(Records from a collection)
====

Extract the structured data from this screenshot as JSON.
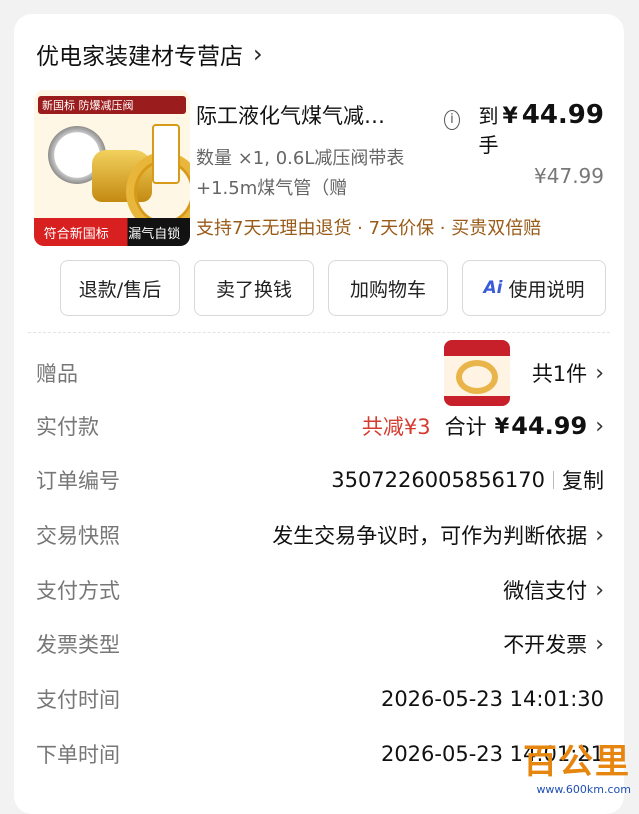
{
  "store": {
    "name": "优电家装建材专营店"
  },
  "product": {
    "title": "际工液化气煤气减…",
    "image_banner": "新国标 防爆减压阀",
    "image_footer_left": "符合新国标",
    "image_footer_right": "漏气自锁",
    "price_label": "到手",
    "currency": "¥",
    "price": "44.99",
    "original_price": "¥47.99",
    "spec_line1": "数量 ×1, 0.6L减压阀带表",
    "spec_line2": "+1.5m煤气管（赠",
    "service": "支持7天无理由退货 · 7天价保 · 买贵双倍赔"
  },
  "actions": [
    {
      "label": "退款/售后"
    },
    {
      "label": "卖了换钱"
    },
    {
      "label": "加购物车"
    },
    {
      "label": "使用说明",
      "icon": "ai-icon"
    }
  ],
  "details": {
    "gift": {
      "label": "赠品",
      "value": "共1件"
    },
    "paid": {
      "label": "实付款",
      "discount": "共减¥3",
      "total_label": "合计",
      "total_currency": "¥",
      "total_value": "44.99"
    },
    "order_no": {
      "label": "订单编号",
      "value": "3507226005856170",
      "copy": "复制"
    },
    "snapshot": {
      "label": "交易快照",
      "value": "发生交易争议时，可作为判断依据"
    },
    "pay_method": {
      "label": "支付方式",
      "value": "微信支付"
    },
    "invoice": {
      "label": "发票类型",
      "value": "不开发票"
    },
    "pay_time": {
      "label": "支付时间",
      "value": "2026-05-23 14:01:30"
    },
    "order_time": {
      "label": "下单时间",
      "value": "2026-05-23 14:01:21"
    }
  },
  "watermark": {
    "text": "百公里",
    "url": "www.600km.com"
  },
  "colors": {
    "accent_red": "#d63b2f",
    "service_brown": "#9a5b18"
  }
}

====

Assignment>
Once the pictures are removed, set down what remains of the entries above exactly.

Your solution>
Extract the structured data from this screenshot as JSON.
{
  "store": {
    "name": "优电家装建材专营店"
  },
  "product": {
    "title": "际工液化气煤气减…",
    "image_banner": "新国标 防爆减压阀",
    "image_footer_left": "符合新国标",
    "image_footer_right": "漏气自锁",
    "price_label": "到手",
    "currency": "¥",
    "price": "44.99",
    "original_price": "¥47.99",
    "spec_line1": "数量 ×1, 0.6L减压阀带表",
    "spec_line2": "+1.5m煤气管（赠",
    "service": "支持7天无理由退货 · 7天价保 · 买贵双倍赔"
  },
  "actions": [
    {
      "label": "退款/售后"
    },
    {
      "label": "卖了换钱"
    },
    {
      "label": "加购物车"
    },
    {
      "label": "使用说明",
      "icon": "ai-icon"
    }
  ],
  "details": {
    "gift": {
      "label": "赠品",
      "value": "共1件"
    },
    "paid": {
      "label": "实付款",
      "discount": "共减¥3",
      "total_label": "合计",
      "total_currency": "¥",
      "total_value": "44.99"
    },
    "order_no": {
      "label": "订单编号",
      "value": "3507226005856170",
      "copy": "复制"
    },
    "snapshot": {
      "label": "交易快照",
      "value": "发生交易争议时，可作为判断依据"
    },
    "pay_method": {
      "label": "支付方式",
      "value": "微信支付"
    },
    "invoice": {
      "label": "发票类型",
      "value": "不开发票"
    },
    "pay_time": {
      "label": "支付时间",
      "value": "2026-05-23 14:01:30"
    },
    "order_time": {
      "label": "下单时间",
      "value": "2026-05-23 14:01:21"
    }
  },
  "watermark": {
    "text": "百公里",
    "url": "www.600km.com"
  },
  "colors": {
    "accent_red": "#d63b2f",
    "service_brown": "#9a5b18"
  }
}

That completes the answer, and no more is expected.